Steve — a musician, remember — had no idea how to build a home from scratch (and didn’t exactly have piles of money to pour into the project). Hajjar reassured him he would help him through the process and that his son-in-law, a talented stone worker, would come up with the building design. Steve liked that.

Dome Gaia

Unsure but excited, Steve agreed to take Hajjar up on his offer. In a surreal moment, Steve, standing on his new plot of land and staring at the bare soil, projected his imagination on the empty space. 

Together, they decided to build a dome home. A structure of this shape has many benefits, one being that it’s a natural shape and as such can better survive natural disasters. It also offers the best open concept floor plan for a small living space. But would it be cost effective?

First things first, they surveyed the land to measure out the proportions of the house and placed wooden stakes in the ground to begin laying out the foundation. If all went to plan, when finished, Steve would have a new 500-square-foot home.

Hajjar advised Steve use a material called AirCrete, which is a lightweight, foam concrete great for regulating temperatures; it’s also malleable making it easier to form the dome shape. On top of that, it’s inexpensive, durable, and fireproof — a good material for those looking to save some money.

Trend Chaser

The aerated concrete accelerated the building process, and, within several weeks, the outer layer of the dome was complete. Hajjar and Steve then built porthole-like windows to allow natural light to enter his home.

Trend Chaser

For the finishing touch, they capped the top of his roof with a beautiful diamond-shaped window, which created rainbow illusions that cascaded down the sides of the walls. They also attached an elevated gazebo — a sala — using bent steel and custom wooden stairs that led to the roof. A costly flourish, but worth it.

Trench Chaser

After only six short weeks, the tangerine-colored home sitting within a grove of mangoes was finished and move-in ready. Steve walked up to the custom mahogany front door and opened it, leading to a zen oasis. Want to see inside?

Steve Areen

An open and airy living space is one of the first things you see. There’s comfortable seating nestled in the porthole window with cushioned floor seats and a small table where Steve can enjoy his morning coffee as he gazes out the window at his waterlily pond.

Steve Areen

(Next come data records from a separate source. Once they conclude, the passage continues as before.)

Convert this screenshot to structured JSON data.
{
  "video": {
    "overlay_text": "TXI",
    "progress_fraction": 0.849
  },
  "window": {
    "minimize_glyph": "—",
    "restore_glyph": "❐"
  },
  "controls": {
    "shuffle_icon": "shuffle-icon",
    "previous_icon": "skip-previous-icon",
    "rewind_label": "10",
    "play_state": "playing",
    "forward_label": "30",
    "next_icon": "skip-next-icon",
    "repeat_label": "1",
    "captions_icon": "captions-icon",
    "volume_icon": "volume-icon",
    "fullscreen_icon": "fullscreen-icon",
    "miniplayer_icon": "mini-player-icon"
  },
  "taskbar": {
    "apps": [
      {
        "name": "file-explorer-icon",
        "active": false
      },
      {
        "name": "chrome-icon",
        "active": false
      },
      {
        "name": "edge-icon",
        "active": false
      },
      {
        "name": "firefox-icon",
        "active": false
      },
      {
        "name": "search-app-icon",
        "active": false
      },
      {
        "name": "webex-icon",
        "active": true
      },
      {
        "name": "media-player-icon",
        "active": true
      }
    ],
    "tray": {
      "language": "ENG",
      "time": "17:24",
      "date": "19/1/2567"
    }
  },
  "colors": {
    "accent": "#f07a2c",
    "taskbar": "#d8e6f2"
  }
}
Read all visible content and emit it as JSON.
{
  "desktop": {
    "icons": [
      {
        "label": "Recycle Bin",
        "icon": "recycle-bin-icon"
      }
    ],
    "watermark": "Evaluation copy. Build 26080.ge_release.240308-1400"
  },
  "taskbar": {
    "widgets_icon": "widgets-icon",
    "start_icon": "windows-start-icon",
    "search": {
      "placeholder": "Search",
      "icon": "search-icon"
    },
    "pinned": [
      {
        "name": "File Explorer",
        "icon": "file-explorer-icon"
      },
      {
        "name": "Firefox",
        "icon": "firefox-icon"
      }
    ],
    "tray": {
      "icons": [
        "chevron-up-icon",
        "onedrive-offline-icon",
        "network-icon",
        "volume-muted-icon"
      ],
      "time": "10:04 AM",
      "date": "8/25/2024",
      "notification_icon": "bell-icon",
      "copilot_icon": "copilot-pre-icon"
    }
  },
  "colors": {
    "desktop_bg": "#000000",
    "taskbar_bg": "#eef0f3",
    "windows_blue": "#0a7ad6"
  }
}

The space accommodates a small kitchen adorned with shelving that holds local and cultural pottery he’s collected. The wooden dining table and stools were hand carved and light fixtures were made from wicker baskets.

Steve Areen

Oh, and the kitchen’s more than just a pretty face — it’s functional, too. The refrigerator and stove sit beneath the counter to save space, so when Steve wants to cook, his stove burner, which sits on a hinge, swings out to countertop level.

Steve Areen

Continuing through his fluid home, the next area is probably the most tranquil space — the bathroom. Above the plywood, waterfall sink is a mirror made from pottery and bamboo. The walls and floors are delicately decorated with various stones and pebbles.

Steve Areen

The real highlight of the space is definitely the shower, though. Surrounded by a jungle-like atmosphere, loose river rocks create a shower floor where water mimics the gentle flow of a stream. It actually feels like you’re showering in the middle of the jungle.

Steve Areen

Off in a separate space is Steve’s bedroom. His bed rocks traditional Thai patterns that match the mango-colored walls. On both sides of his bed are multi-functional porthole windows where he can relax and write music while looking out over the mango orchard.

Steve Areen

To top it all off, located on the roof above his bedroom is a table-like deck with a hammock that boasts a remarkable view. Just follow the floating wooden stairs up to the private veranda and soak in the endless terrain. But luxuries like these don’t come without some damage to the wallet.

Steve Areen

Still, all together Steve built this eco-friendly dream home for just $9,000! It cost him $6,000 to purchase the materials and build his house; it cost another $3,000 to finish the landscaping, gazebo, and interior design. But you can’t put a price tag on peace and happiness.

Steve Areen